=== Dataset records ===

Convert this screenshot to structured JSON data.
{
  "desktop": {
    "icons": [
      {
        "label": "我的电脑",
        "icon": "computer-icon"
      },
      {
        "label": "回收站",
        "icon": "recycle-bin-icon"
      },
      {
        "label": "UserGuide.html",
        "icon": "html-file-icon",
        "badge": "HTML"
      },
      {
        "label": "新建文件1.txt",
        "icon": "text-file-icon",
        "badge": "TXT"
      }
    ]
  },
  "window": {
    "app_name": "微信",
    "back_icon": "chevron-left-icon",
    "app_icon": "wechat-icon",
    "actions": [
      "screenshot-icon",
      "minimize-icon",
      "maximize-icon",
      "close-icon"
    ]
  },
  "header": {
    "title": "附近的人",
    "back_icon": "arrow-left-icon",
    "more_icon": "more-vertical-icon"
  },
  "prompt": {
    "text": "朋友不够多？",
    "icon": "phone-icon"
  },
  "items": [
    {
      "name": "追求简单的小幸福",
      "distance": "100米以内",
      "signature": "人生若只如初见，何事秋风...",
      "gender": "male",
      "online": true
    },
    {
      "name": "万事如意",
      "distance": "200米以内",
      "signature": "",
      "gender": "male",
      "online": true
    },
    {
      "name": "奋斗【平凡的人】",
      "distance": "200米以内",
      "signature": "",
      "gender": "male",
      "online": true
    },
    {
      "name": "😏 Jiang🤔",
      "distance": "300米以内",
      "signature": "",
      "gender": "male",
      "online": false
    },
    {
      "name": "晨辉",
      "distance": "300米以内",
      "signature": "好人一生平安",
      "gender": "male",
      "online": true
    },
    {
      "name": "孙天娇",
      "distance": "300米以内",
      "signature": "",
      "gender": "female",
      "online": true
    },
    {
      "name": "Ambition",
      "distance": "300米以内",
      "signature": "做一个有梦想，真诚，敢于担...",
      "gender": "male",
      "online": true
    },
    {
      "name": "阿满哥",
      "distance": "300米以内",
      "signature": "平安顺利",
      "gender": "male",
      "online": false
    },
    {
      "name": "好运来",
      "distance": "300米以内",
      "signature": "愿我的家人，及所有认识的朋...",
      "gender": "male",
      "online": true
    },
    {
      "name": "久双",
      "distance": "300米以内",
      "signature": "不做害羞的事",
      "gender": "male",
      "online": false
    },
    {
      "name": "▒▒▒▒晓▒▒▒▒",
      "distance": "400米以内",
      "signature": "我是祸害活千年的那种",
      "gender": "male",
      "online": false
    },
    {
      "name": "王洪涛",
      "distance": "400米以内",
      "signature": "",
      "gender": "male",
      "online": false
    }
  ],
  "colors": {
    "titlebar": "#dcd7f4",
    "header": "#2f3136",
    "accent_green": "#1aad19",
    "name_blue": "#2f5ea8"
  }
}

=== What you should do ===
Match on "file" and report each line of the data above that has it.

=== Exercise output ===
        "icon": "html-file-icon",
        "icon": "text-file-icon",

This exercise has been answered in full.